Federal Rule of Bankruptcy Procedure 3020(e) provides for a 14-day automatic stay of plan confirmation orders, unless the court orders otherwise.  Given that Purdue Pharma’s plan was confirmed on September 17th, this stay was therefore set to expire on October 1, 2021.  In advance of that deadline, the U.S. Trustee filed a motion for a stay pending appeal before Judge Drain in the Bankruptcy Court as it seeks to appeal Judge Drain’s confirmation order to either the District Court and/or the Second Circuit Court of Appeals.  Despite the impending October 1st deadline, however, Judge Drain did not schedule a hearing on the U.S. Trustee’s motion until November 9th, indicating at a status conference on September 30th that an earlier hearing was “unnecessary.”

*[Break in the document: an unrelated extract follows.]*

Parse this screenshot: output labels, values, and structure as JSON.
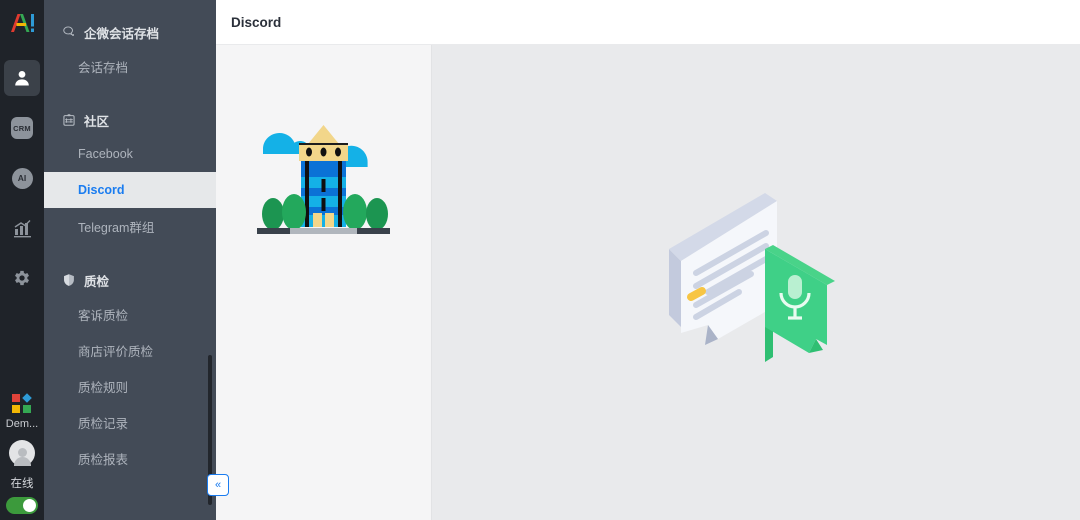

Concerned as to what might happen in the interim period between the expiration of the automatic stay of plan confirmation on October 1st and Judge Drain’s hearing on a stay pending appeal on November 9th, and in particular the potential for the debtors to implement their plan in the interim and argue that any future appeals were “equitably moot,” the U.S. Trustee filed a second motion for a stay pending appeal, this time on an emergency basis before the District Court.  Acknowledging that the same request was still pending before Judge Drain at the Bankruptcy Court, the U.S. Trustee nonetheless claimed an ability to simultaneously move before the District Court based on Federal Rule of Bankruptcy Procedure 8007(b)(2)(B), which provides that parties can move for a stay from the District Court if a similar motion is first made before the Bankruptcy Court and “the court has not yet ruled on the motion.”

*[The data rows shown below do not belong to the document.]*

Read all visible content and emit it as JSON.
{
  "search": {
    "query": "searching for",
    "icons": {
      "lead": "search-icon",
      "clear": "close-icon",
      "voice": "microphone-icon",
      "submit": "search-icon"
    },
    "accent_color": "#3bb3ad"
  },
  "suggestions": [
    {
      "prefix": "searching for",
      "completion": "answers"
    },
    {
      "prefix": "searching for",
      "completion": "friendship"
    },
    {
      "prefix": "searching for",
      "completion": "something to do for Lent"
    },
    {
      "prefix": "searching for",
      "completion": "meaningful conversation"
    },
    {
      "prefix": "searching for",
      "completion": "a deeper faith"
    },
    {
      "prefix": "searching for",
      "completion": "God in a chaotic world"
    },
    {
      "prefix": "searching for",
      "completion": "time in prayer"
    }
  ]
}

While not yet having heard argument on that motion, on Sunday, October 10th, Judge McMahon entered a temporary restraining order, preventing any implementation of Purdue Pharma’s confirmed plan until she had a chance to consider the U.S. Trustee’s request for a stay pending appeal, emphasizing that she had “no intention of allowing the critically important issues on appeal to be ‘equitably mooted.’”  Judge McMahon also confirmed that she would hear argument on the U.S. Trustee’s motion for a stay pending appeal on Tuesday, October 12th, and that she “fully” intended to grant that motion so long as she had jurisdiction to do so.  Judge McMahon also emphasized that the stay would be conditioned on an expedited briefing schedule in the appeal.

Separately, the U.S. Trustee, along with several other objecting parties, have asked the Bankruptcy Court to certify their appeal directly to the Second Circuit Court of Appeals, bypassing the District Court, noting, among other things, that no matter how the District Court rules a further appeal by the losing party is certain.

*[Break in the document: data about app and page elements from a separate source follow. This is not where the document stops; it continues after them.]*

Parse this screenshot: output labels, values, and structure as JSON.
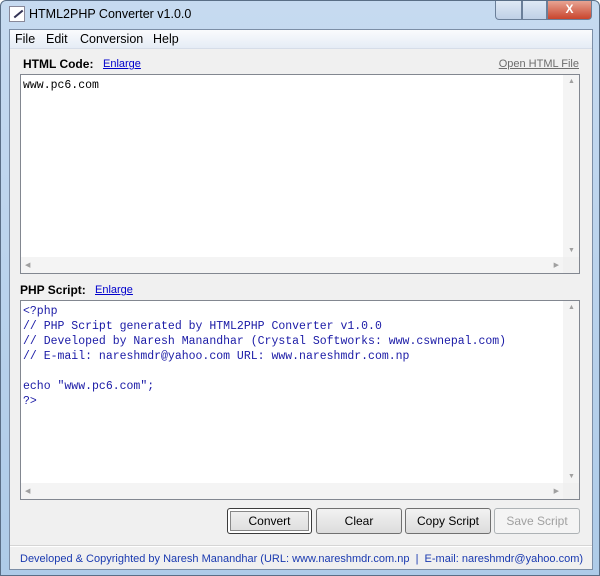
{
  "window": {
    "title": "HTML2PHP Converter v1.0.0",
    "close_glyph": "X"
  },
  "menu": [
    "File",
    "Edit",
    "Conversion",
    "Help"
  ],
  "html_section": {
    "label": "HTML Code:",
    "enlarge": "Enlarge",
    "open_file": "Open HTML File",
    "content": "www.pc6.com"
  },
  "php_section": {
    "label": "PHP Script:",
    "enlarge": "Enlarge",
    "content": "<?php\n// PHP Script generated by HTML2PHP Converter v1.0.0\n// Developed by Naresh Manandhar (Crystal Softworks: www.cswnepal.com)\n// E-mail: nareshmdr@yahoo.com URL: www.nareshmdr.com.np\n\necho \"www.pc6.com\";\n?>"
  },
  "buttons": {
    "convert": "Convert",
    "clear": "Clear",
    "copy": "Copy Script",
    "save": "Save Script"
  },
  "footer": "Developed & Copyrighted by Naresh Manandhar (URL: www.nareshmdr.com.np  |  E-mail: nareshmdr@yahoo.com)",
  "colors": {
    "php_text": "#1a1aa6",
    "footer": "#1a3ab0"
  }
}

Stay tuned to the Real Bankruptcy Intel blog for continued updates.